- **TASK GOAL**:
Whenever a line in the data holds the string "icon", copy that line.

(Dataset rows for apps and sites)
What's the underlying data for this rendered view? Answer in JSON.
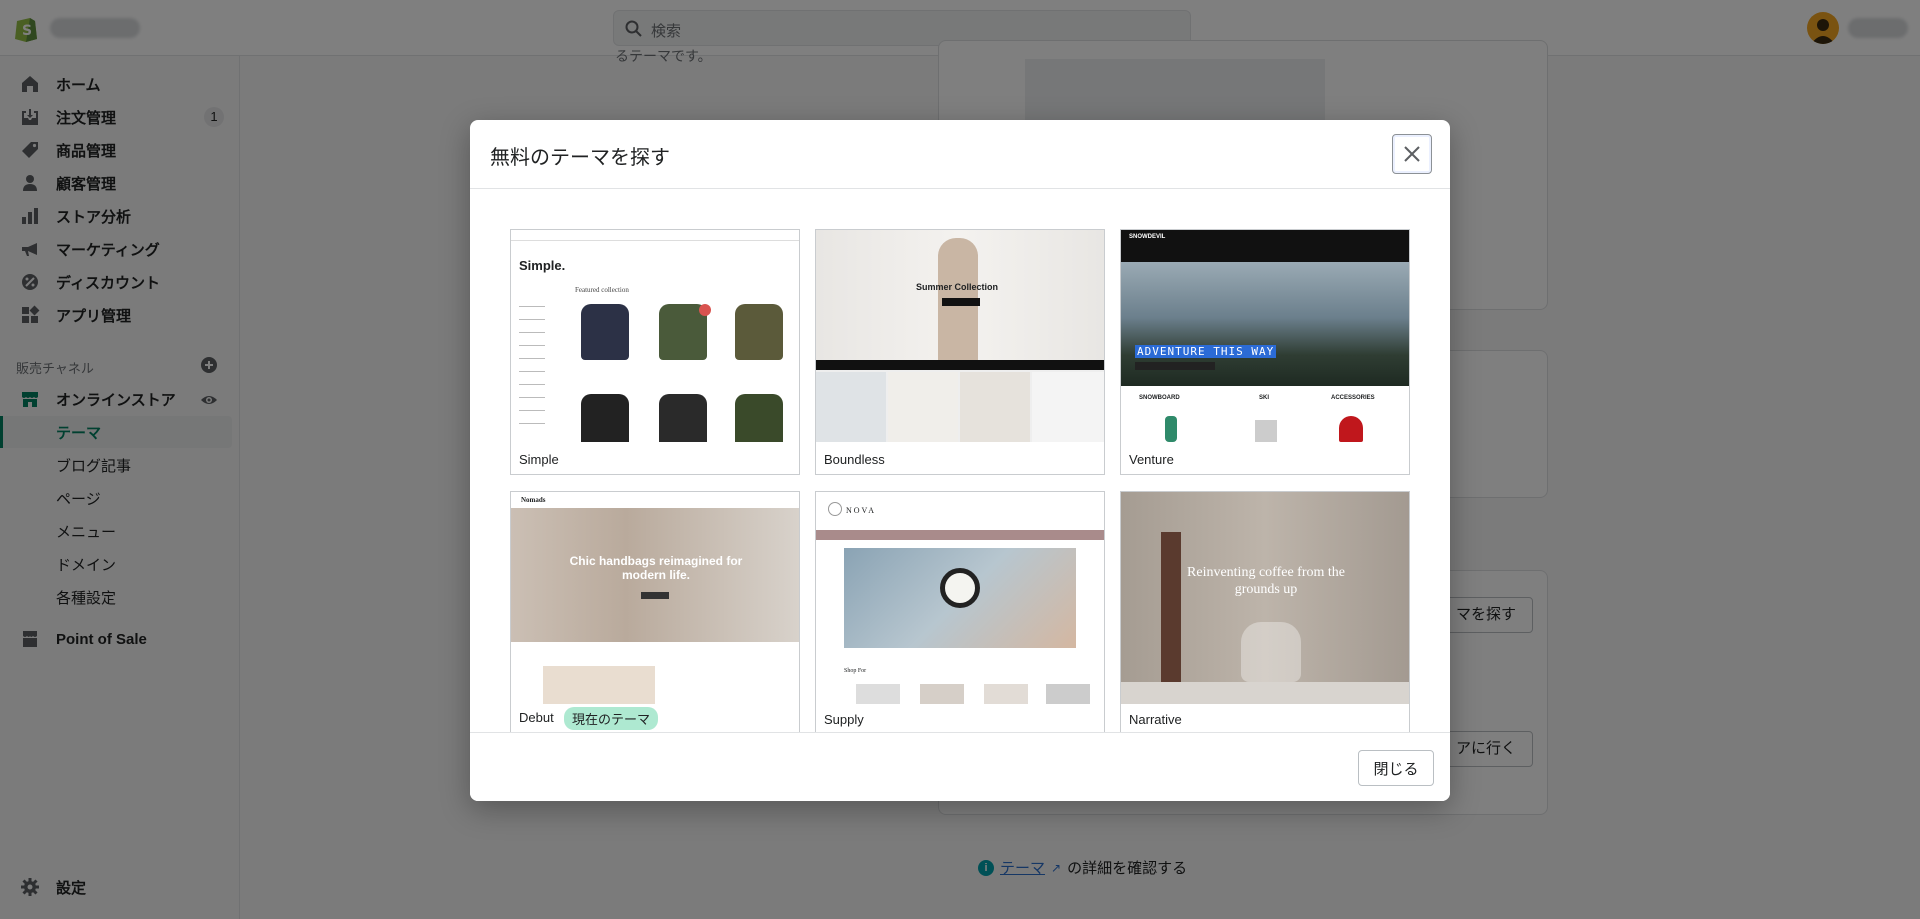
{
  "topbar": {
    "search_placeholder": "検索"
  },
  "sidebar": {
    "items": [
      {
        "label": "ホーム",
        "icon": "home-icon"
      },
      {
        "label": "注文管理",
        "icon": "orders-icon",
        "badge": "1"
      },
      {
        "label": "商品管理",
        "icon": "tag-icon"
      },
      {
        "label": "顧客管理",
        "icon": "customer-icon"
      },
      {
        "label": "ストア分析",
        "icon": "analytics-icon"
      },
      {
        "label": "マーケティング",
        "icon": "megaphone-icon"
      },
      {
        "label": "ディスカウント",
        "icon": "discount-icon"
      },
      {
        "label": "アプリ管理",
        "icon": "apps-icon"
      }
    ],
    "channels_heading": "販売チャネル",
    "online_store": "オンラインストア",
    "online_store_sub": [
      {
        "label": "テーマ",
        "active": true
      },
      {
        "label": "ブログ記事"
      },
      {
        "label": "ページ"
      },
      {
        "label": "メニュー"
      },
      {
        "label": "ドメイン"
      },
      {
        "label": "各種設定"
      }
    ],
    "pos": "Point of Sale",
    "settings": "設定"
  },
  "background": {
    "top_text": "るテーマです。",
    "explore_button": "マを探す",
    "goto_button": "アに行く",
    "footer_link": "テーマ",
    "footer_text": "の詳細を確認する"
  },
  "modal": {
    "title": "無料のテーマを探す",
    "close_label": "閉じる",
    "themes": [
      {
        "name": "Simple"
      },
      {
        "name": "Boundless"
      },
      {
        "name": "Venture"
      },
      {
        "name": "Debut",
        "badge": "現在のテーマ"
      },
      {
        "name": "Supply"
      },
      {
        "name": "Narrative"
      }
    ],
    "thumb_text": {
      "simple_heading": "Simple.",
      "simple_featured": "Featured collection",
      "boundless_heading": "Summer Collection",
      "venture_brand": "SNOWDEVIL",
      "venture_heading": "ADVENTURE THIS WAY",
      "venture_cats": [
        "SNOWBOARD",
        "SKI",
        "ACCESSORIES"
      ],
      "debut_brand": "Nomads",
      "debut_heading": "Chic handbags reimagined for modern life.",
      "supply_brand": "NOVA",
      "supply_shop": "Shop For",
      "narrative_heading": "Reinventing coffee from the grounds up"
    }
  },
  "colors": {
    "accent": "#008060",
    "badge_green": "#aee9d1",
    "link": "#2c6ecb"
  }
}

- **SOLUTION FOR THIS EXERCISE**:
        "icon": "home-icon"
        "icon": "orders-icon",
        "icon": "tag-icon"
        "icon": "customer-icon"
        "icon": "analytics-icon"
        "icon": "megaphone-icon"
        "icon": "discount-icon"
        "icon": "apps-icon"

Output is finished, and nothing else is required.